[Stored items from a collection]
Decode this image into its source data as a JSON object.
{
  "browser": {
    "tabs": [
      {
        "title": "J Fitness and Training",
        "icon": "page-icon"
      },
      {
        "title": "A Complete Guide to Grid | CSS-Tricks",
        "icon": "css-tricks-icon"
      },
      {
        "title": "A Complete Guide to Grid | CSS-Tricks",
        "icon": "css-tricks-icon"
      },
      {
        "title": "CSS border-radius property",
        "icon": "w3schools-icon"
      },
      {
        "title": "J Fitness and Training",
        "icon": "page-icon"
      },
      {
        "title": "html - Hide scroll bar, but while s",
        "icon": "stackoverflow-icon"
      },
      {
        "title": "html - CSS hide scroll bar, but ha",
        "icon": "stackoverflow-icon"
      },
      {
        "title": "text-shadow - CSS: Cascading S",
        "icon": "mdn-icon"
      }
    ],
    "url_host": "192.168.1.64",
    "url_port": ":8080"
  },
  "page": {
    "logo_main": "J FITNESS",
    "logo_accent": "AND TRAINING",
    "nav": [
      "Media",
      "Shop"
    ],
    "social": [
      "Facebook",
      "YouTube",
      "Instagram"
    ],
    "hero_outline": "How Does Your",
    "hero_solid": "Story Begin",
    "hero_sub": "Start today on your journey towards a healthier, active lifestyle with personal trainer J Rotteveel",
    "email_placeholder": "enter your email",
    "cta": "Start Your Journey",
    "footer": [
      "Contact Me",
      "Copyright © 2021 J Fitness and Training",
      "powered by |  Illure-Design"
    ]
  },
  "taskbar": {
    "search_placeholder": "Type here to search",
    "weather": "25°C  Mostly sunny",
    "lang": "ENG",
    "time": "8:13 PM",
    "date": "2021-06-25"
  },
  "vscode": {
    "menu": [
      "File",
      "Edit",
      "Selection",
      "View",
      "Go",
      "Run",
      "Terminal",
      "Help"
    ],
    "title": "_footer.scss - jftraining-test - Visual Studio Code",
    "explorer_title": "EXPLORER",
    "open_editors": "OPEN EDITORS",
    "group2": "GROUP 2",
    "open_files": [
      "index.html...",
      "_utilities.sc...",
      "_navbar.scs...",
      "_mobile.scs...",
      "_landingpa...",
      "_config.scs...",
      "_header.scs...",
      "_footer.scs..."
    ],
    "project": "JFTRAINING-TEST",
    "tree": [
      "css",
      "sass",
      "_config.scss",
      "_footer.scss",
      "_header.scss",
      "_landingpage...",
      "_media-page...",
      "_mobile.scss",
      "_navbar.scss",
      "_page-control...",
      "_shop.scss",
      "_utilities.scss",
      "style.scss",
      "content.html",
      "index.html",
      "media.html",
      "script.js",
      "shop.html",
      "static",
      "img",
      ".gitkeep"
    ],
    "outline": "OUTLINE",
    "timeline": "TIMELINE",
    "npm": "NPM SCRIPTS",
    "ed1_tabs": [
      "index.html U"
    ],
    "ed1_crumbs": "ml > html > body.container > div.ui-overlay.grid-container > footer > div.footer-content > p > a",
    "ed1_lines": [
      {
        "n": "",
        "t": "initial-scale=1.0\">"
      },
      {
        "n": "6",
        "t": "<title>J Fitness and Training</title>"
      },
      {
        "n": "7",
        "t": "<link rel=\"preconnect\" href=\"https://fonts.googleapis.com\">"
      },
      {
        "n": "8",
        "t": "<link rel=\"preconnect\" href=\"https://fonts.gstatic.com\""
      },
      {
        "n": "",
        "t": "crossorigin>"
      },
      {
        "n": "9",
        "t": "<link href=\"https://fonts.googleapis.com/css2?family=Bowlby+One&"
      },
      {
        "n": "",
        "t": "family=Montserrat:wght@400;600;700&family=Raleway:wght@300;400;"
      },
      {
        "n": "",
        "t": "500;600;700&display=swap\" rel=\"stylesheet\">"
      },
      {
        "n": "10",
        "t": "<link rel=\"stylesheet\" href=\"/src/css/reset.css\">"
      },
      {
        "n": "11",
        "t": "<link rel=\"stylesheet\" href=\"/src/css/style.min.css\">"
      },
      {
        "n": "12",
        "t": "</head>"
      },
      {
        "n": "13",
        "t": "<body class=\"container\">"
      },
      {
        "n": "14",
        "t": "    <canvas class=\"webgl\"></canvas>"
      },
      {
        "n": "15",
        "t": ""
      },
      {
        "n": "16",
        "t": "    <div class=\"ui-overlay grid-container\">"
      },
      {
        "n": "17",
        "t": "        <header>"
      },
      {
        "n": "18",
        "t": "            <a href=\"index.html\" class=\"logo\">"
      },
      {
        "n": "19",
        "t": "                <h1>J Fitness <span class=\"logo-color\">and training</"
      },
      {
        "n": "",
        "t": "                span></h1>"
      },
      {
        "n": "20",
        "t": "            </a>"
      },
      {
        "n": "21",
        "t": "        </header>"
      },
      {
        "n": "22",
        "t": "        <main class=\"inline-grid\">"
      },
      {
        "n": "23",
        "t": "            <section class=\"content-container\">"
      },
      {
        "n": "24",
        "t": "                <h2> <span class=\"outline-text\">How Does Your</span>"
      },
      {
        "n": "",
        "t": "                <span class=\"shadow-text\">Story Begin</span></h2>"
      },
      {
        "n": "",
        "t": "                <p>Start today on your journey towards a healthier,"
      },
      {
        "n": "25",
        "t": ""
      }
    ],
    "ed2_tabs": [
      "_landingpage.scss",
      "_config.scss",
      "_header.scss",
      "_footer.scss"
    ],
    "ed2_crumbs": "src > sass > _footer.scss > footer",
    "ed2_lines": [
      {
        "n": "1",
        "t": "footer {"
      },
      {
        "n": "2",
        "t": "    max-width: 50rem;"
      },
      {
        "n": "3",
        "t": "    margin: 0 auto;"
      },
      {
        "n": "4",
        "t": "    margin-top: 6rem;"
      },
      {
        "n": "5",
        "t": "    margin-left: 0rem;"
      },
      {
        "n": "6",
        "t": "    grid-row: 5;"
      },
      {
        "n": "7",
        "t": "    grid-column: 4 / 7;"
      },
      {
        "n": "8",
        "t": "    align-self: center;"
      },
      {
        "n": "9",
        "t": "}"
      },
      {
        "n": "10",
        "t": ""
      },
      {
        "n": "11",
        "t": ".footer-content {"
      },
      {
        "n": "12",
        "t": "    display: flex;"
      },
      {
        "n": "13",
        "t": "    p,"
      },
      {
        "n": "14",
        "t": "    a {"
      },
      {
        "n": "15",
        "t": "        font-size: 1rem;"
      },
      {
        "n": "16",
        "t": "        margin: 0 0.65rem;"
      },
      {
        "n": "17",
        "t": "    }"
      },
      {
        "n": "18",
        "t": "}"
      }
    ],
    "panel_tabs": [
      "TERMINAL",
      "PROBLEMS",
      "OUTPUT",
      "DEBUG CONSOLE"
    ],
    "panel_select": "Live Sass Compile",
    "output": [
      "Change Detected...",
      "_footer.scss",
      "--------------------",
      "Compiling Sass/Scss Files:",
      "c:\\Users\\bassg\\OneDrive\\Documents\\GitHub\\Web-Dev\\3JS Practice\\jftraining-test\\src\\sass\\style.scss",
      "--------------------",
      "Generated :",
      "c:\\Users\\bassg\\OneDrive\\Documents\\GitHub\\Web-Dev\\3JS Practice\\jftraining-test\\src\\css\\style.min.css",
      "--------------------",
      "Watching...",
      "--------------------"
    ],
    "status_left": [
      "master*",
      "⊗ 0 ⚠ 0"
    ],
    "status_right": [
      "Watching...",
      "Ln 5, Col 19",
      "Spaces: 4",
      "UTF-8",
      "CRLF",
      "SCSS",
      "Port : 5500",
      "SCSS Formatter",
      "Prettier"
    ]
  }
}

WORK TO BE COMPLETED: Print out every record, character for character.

SOLUTION TO THIS EXERCISE:
Decode this image into its source data as a JSON object.
{
  "browser": {
    "tabs": [
      {
        "title": "J Fitness and Training",
        "icon": "page-icon"
      },
      {
        "title": "A Complete Guide to Grid | CSS-Tricks",
        "icon": "css-tricks-icon"
      },
      {
        "title": "A Complete Guide to Grid | CSS-Tricks",
        "icon": "css-tricks-icon"
      },
      {
        "title": "CSS border-radius property",
        "icon": "w3schools-icon"
      },
      {
        "title": "J Fitness and Training",
        "icon": "page-icon"
      },
      {
        "title": "html - Hide scroll bar, but while s",
        "icon": "stackoverflow-icon"
      },
      {
        "title": "html - CSS hide scroll bar, but ha",
        "icon": "stackoverflow-icon"
      },
      {
        "title": "text-shadow - CSS: Cascading S",
        "icon": "mdn-icon"
      }
    ],
    "url_host": "192.168.1.64",
    "url_port": ":8080"
  },
  "page": {
    "logo_main": "J FITNESS",
    "logo_accent": "AND TRAINING",
    "nav": [
      "Media",
      "Shop"
    ],
    "social": [
      "Facebook",
      "YouTube",
      "Instagram"
    ],
    "hero_outline": "How Does Your",
    "hero_solid": "Story Begin",
    "hero_sub": "Start today on your journey towards a healthier, active lifestyle with personal trainer J Rotteveel",
    "email_placeholder": "enter your email",
    "cta": "Start Your Journey",
    "footer": [
      "Contact Me",
      "Copyright © 2021 J Fitness and Training",
      "powered by |  Illure-Design"
    ]
  },
  "taskbar": {
    "search_placeholder": "Type here to search",
    "weather": "25°C  Mostly sunny",
    "lang": "ENG",
    "time": "8:13 PM",
    "date": "2021-06-25"
  },
  "vscode": {
    "menu": [
      "File",
      "Edit",
      "Selection",
      "View",
      "Go",
      "Run",
      "Terminal",
      "Help"
    ],
    "title": "_footer.scss - jftraining-test - Visual Studio Code",
    "explorer_title": "EXPLORER",
    "open_editors": "OPEN EDITORS",
    "group2": "GROUP 2",
    "open_files": [
      "index.html...",
      "_utilities.sc...",
      "_navbar.scs...",
      "_mobile.scs...",
      "_landingpa...",
      "_config.scs...",
      "_header.scs...",
      "_footer.scs..."
    ],
    "project": "JFTRAINING-TEST",
    "tree": [
      "css",
      "sass",
      "_config.scss",
      "_footer.scss",
      "_header.scss",
      "_landingpage...",
      "_media-page...",
      "_mobile.scss",
      "_navbar.scss",
      "_page-control...",
      "_shop.scss",
      "_utilities.scss",
      "style.scss",
      "content.html",
      "index.html",
      "media.html",
      "script.js",
      "shop.html",
      "static",
      "img",
      ".gitkeep"
    ],
    "outline": "OUTLINE",
    "timeline": "TIMELINE",
    "npm": "NPM SCRIPTS",
    "ed1_tabs": [
      "index.html U"
    ],
    "ed1_crumbs": "ml > html > body.container > div.ui-overlay.grid-container > footer > div.footer-content > p > a",
    "ed1_lines": [
      {
        "n": "",
        "t": "initial-scale=1.0\">"
      },
      {
        "n": "6",
        "t": "<title>J Fitness and Training</title>"
      },
      {
        "n": "7",
        "t": "<link rel=\"preconnect\" href=\"https://fonts.googleapis.com\">"
      },
      {
        "n": "8",
        "t": "<link rel=\"preconnect\" href=\"https://fonts.gstatic.com\""
      },
      {
        "n": "",
        "t": "crossorigin>"
      },
      {
        "n": "9",
        "t": "<link href=\"https://fonts.googleapis.com/css2?family=Bowlby+One&"
      },
      {
        "n": "",
        "t": "family=Montserrat:wght@400;600;700&family=Raleway:wght@300;400;"
      },
      {
        "n": "",
        "t": "500;600;700&display=swap\" rel=\"stylesheet\">"
      },
      {
        "n": "10",
        "t": "<link rel=\"stylesheet\" href=\"/src/css/reset.css\">"
      },
      {
        "n": "11",
        "t": "<link rel=\"stylesheet\" href=\"/src/css/style.min.css\">"
      },
      {
        "n": "12",
        "t": "</head>"
      },
      {
        "n": "13",
        "t": "<body class=\"container\">"
      },
      {
        "n": "14",
        "t": "    <canvas class=\"webgl\"></canvas>"
      },
      {
        "n": "15",
        "t": ""
      },
      {
        "n": "16",
        "t": "    <div class=\"ui-overlay grid-container\">"
      },
      {
        "n": "17",
        "t": "        <header>"
      },
      {
        "n": "18",
        "t": "            <a href=\"index.html\" class=\"logo\">"
      },
      {
        "n": "19",
        "t": "                <h1>J Fitness <span class=\"logo-color\">and training</"
      },
      {
        "n": "",
        "t": "                span></h1>"
      },
      {
        "n": "20",
        "t": "            </a>"
      },
      {
        "n": "21",
        "t": "        </header>"
      },
      {
        "n": "22",
        "t": "        <main class=\"inline-grid\">"
      },
      {
        "n": "23",
        "t": "            <section class=\"content-container\">"
      },
      {
        "n": "24",
        "t": "                <h2> <span class=\"outline-text\">How Does Your</span>"
      },
      {
        "n": "",
        "t": "                <span class=\"shadow-text\">Story Begin</span></h2>"
      },
      {
        "n": "",
        "t": "                <p>Start today on your journey towards a healthier,"
      },
      {
        "n": "25",
        "t": ""
      }
    ],
    "ed2_tabs": [
      "_landingpage.scss",
      "_config.scss",
      "_header.scss",
      "_footer.scss"
    ],
    "ed2_crumbs": "src > sass > _footer.scss > footer",
    "ed2_lines": [
      {
        "n": "1",
        "t": "footer {"
      },
      {
        "n": "2",
        "t": "    max-width: 50rem;"
      },
      {
        "n": "3",
        "t": "    margin: 0 auto;"
      },
      {
        "n": "4",
        "t": "    margin-top: 6rem;"
      },
      {
        "n": "5",
        "t": "    margin-left: 0rem;"
      },
      {
        "n": "6",
        "t": "    grid-row: 5;"
      },
      {
        "n": "7",
        "t": "    grid-column: 4 / 7;"
      },
      {
        "n": "8",
        "t": "    align-self: center;"
      },
      {
        "n": "9",
        "t": "}"
      },
      {
        "n": "10",
        "t": ""
      },
      {
        "n": "11",
        "t": ".footer-content {"
      },
      {
        "n": "12",
        "t": "    display: flex;"
      },
      {
        "n": "13",
        "t": "    p,"
      },
      {
        "n": "14",
        "t": "    a {"
      },
      {
        "n": "15",
        "t": "        font-size: 1rem;"
      },
      {
        "n": "16",
        "t": "        margin: 0 0.65rem;"
      },
      {
        "n": "17",
        "t": "    }"
      },
      {
        "n": "18",
        "t": "}"
      }
    ],
    "panel_tabs": [
      "TERMINAL",
      "PROBLEMS",
      "OUTPUT",
      "DEBUG CONSOLE"
    ],
    "panel_select": "Live Sass Compile",
    "output": [
      "Change Detected...",
      "_footer.scss",
      "--------------------",
      "Compiling Sass/Scss Files:",
      "c:\\Users\\bassg\\OneDrive\\Documents\\GitHub\\Web-Dev\\3JS Practice\\jftraining-test\\src\\sass\\style.scss",
      "--------------------",
      "Generated :",
      "c:\\Users\\bassg\\OneDrive\\Documents\\GitHub\\Web-Dev\\3JS Practice\\jftraining-test\\src\\css\\style.min.css",
      "--------------------",
      "Watching...",
      "--------------------"
    ],
    "status_left": [
      "master*",
      "⊗ 0 ⚠ 0"
    ],
    "status_right": [
      "Watching...",
      "Ln 5, Col 19",
      "Spaces: 4",
      "UTF-8",
      "CRLF",
      "SCSS",
      "Port : 5500",
      "SCSS Formatter",
      "Prettier"
    ]
  }
}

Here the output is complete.